Introduction of the (international) Netherlands Commercial Court

On the 8th day of March 2018, the Dutch House of Representatives adopted a legislative proposal (the “Proposal”) introducing a new court that only litigates in the English language. This new court is called the Netherlands Commercial Court (the “NCC”) and part of the commercial division of the Court of Amsterdam. The NCC will be specialised in international trade disputes, to which decisions appeal can be submitted at the Netherlands Commercial Court of Appeal (the “NCCA”). Both the NCC and the NCCA will be located at the Palace of Justice at the IJdok in Amsterdam. Judges and councillors who are seated in the NCC and the NCCA shall all be specialised in international trade disputes.

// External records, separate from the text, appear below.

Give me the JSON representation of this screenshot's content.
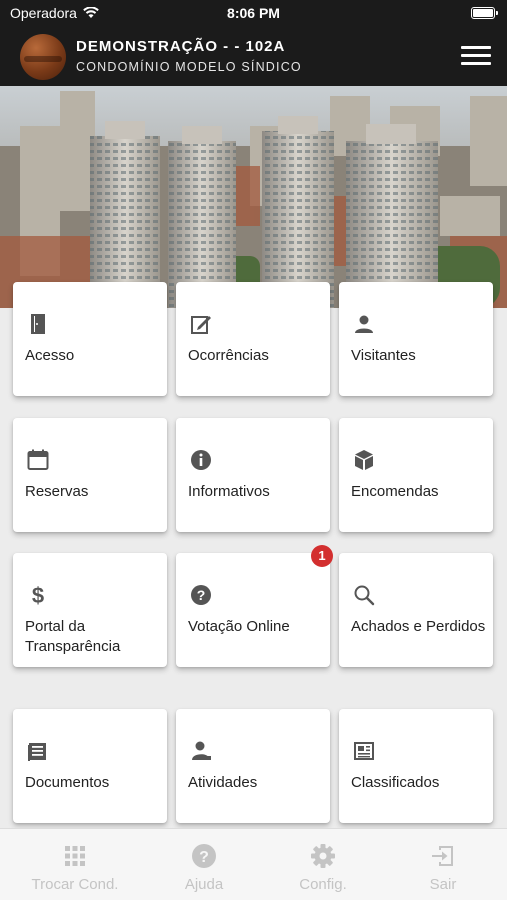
{
  "status": {
    "carrier": "Operadora",
    "time": "8:06 PM"
  },
  "header": {
    "title": "DEMONSTRAÇÃO - - 102A",
    "subtitle": "CONDOMÍNIO MODELO SÍNDICO"
  },
  "grid": [
    {
      "label": "Acesso",
      "icon": "door-icon"
    },
    {
      "label": "Ocorrências",
      "icon": "edit-icon"
    },
    {
      "label": "Visitantes",
      "icon": "person-icon"
    },
    {
      "label": "Reservas",
      "icon": "calendar-icon"
    },
    {
      "label": "Informativos",
      "icon": "info-icon"
    },
    {
      "label": "Encomendas",
      "icon": "package-icon"
    },
    {
      "label": "Portal da Transparência",
      "icon": "dollar-icon"
    },
    {
      "label": "Votação Online",
      "icon": "question-icon",
      "badge": "1"
    },
    {
      "label": "Achados e Perdidos",
      "icon": "search-icon"
    },
    {
      "label": "Documentos",
      "icon": "document-icon"
    },
    {
      "label": "Atividades",
      "icon": "person-activity-icon"
    },
    {
      "label": "Classificados",
      "icon": "newspaper-icon"
    }
  ],
  "bottom_nav": [
    {
      "label": "Trocar Cond.",
      "icon": "grid-icon"
    },
    {
      "label": "Ajuda",
      "icon": "help-icon"
    },
    {
      "label": "Config.",
      "icon": "gear-icon"
    },
    {
      "label": "Sair",
      "icon": "exit-icon"
    }
  ],
  "colors": {
    "header": "#1b1b1b",
    "badge": "#d32f2f",
    "icon": "#555555",
    "nav_inactive": "#c4c4c4"
  }
}
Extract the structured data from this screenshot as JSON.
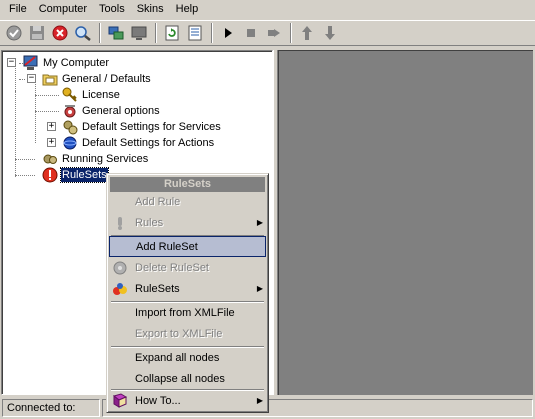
{
  "menu": [
    "File",
    "Computer",
    "Tools",
    "Skins",
    "Help"
  ],
  "tree": {
    "root": "My Computer",
    "general": "General / Defaults",
    "license": "License",
    "general_options": "General options",
    "default_services": "Default Settings for Services",
    "default_actions": "Default Settings for Actions",
    "running_services": "Running Services",
    "rulesets": "RuleSets"
  },
  "context_menu": {
    "title": "RuleSets",
    "items": [
      {
        "label": "Add Rule",
        "enabled": false
      },
      {
        "label": "Rules",
        "enabled": false,
        "submenu": true
      },
      {
        "label": "Add RuleSet",
        "enabled": true,
        "highlighted": true
      },
      {
        "label": "Delete RuleSet",
        "enabled": false
      },
      {
        "label": "RuleSets",
        "enabled": true,
        "submenu": true
      },
      {
        "label": "Import from XMLFile",
        "enabled": true
      },
      {
        "label": "Export to XMLFile",
        "enabled": false
      },
      {
        "label": "Expand all nodes",
        "enabled": true
      },
      {
        "label": "Collapse all nodes",
        "enabled": true
      },
      {
        "label": "How To...",
        "enabled": true,
        "submenu": true
      }
    ]
  },
  "status": {
    "connected_label": "Connected to:"
  },
  "colors": {
    "face": "#d4d0c8",
    "selection": "#0a246a",
    "menu_highlight": "#b6bdd2",
    "right_pane": "#808080"
  }
}
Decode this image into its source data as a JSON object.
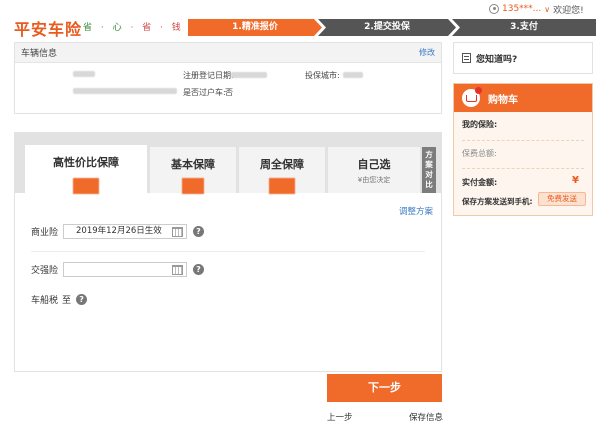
{
  "brand": {
    "logo": "平安车险",
    "slogan_a": "省 · 心",
    "slogan_b": " · 省 · 钱"
  },
  "user": {
    "phone": "135***...",
    "welcome": "欢迎您!"
  },
  "steps": [
    "1.精准报价",
    "2.提交投保",
    "3.支付"
  ],
  "vehicle": {
    "title": "车辆信息",
    "edit": "修改",
    "reg_date_label": "注册登记日期:",
    "city_label": "投保城市:",
    "transfer_label": "是否过户车:",
    "transfer_value": "否"
  },
  "know": {
    "title": "您知道吗?"
  },
  "cart": {
    "title": "购物车",
    "my_insurance": "我的保险:",
    "total_label": "保费总额:",
    "paid_label": "实付金额:",
    "currency": "¥",
    "send_label": "保存方案发送到手机:",
    "send_button": "免费发送"
  },
  "plan": {
    "tabs": [
      {
        "label": "高性价比保障"
      },
      {
        "label": "基本保障"
      },
      {
        "label": "周全保障"
      },
      {
        "label": "自己选",
        "sub": "¥由您决定"
      }
    ],
    "active_tab": 0,
    "compare": "方案对比",
    "adjust": "调整方案",
    "commercial_label": "商业险",
    "commercial_date": "2019年12月26日生效",
    "compulsory_label": "交强险",
    "compulsory_date": "",
    "tax_label": "车船税",
    "tax_value": "至",
    "help": "?"
  },
  "actions": {
    "next": "下一步",
    "prev": "上一步",
    "save": "保存信息"
  }
}
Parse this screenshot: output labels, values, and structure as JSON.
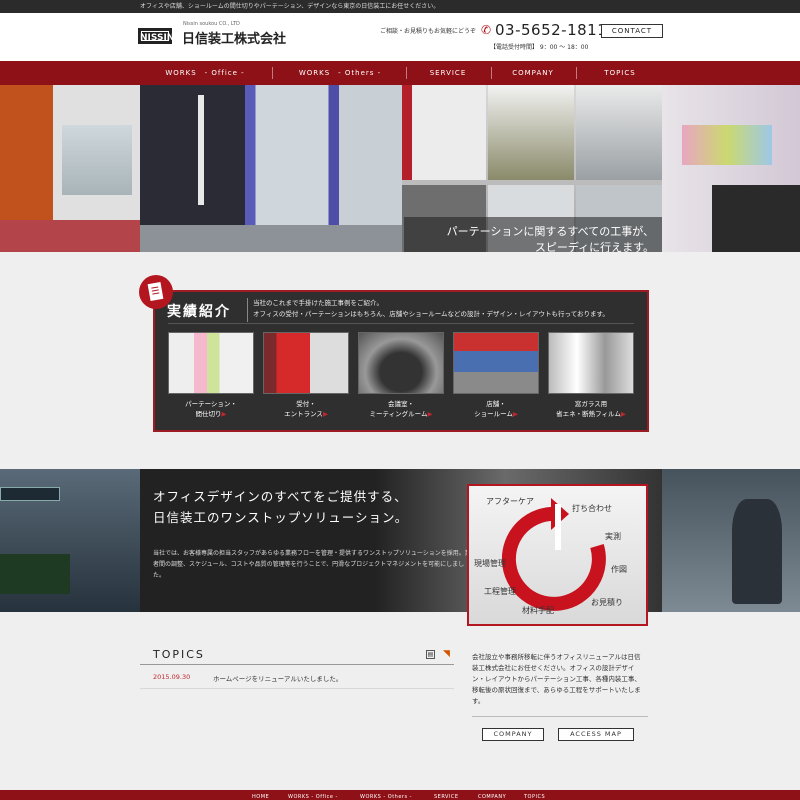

The legislative proposal (in Dutch only) can be find here: https://www.rijksoverheid.nl/documenten/kamerstukken/2017/07/18/tk-wetsvoorstel-inzake-netherlands-commercial-court

Based on article 1 of the Proposal, the NCC is the competent court if:

  1. the Court of Amsterdam is internationally the competent court;
  2. the choice for the competent court in civil- or trade disputes is at the sole determination of the parties;
  3. parties are in an international dispute; and
  4. the NCC is chosen as competent court by the parties (choice of forum).

Subdistrict court cases or disputes whereby a different court is exclusively competent, are explicitly excluded from the possibility to be taken to the NCC or the NCCA. These limitations will also be included in article 30r of the Dutch Code of Civil Procedure.

The main reason for establishing the NCC is to meet the need of international companies, to have their trade disputes solved within a fair amount of time and without unnecessary high expenses. According to the Proposal the court registry fees shall amount to:

  • 7,500 euros for preliminary relief proceedings by the NCC;
  • 15,000 euros for merits proceedings by the NCC; and
  • 20,000 euros for appeal with the NCCA.

Furthermore, the Proposal includes that proceedings will be digitalised by a web portal for digital communication (the “eNCC”). Parties can use this eNCC to file their initiating documents, other procedural documents and documents of support, which might save them time and efforts. It will also be possible to receive digital notices through the eNCC.

The NCC (and the NCCA) will come into force as soon as the Dutch Senate approved the Proposal. This approval is still pending since the Senate submitted an additional preliminary report on the 18th day of June 2018 and is currently awaiting a memorandum of reply. With the summer recess coming up, it will probably take a little while before we can actually use the NCC as alternative for the current regular proceedings.

For more information:


Martina Priekaar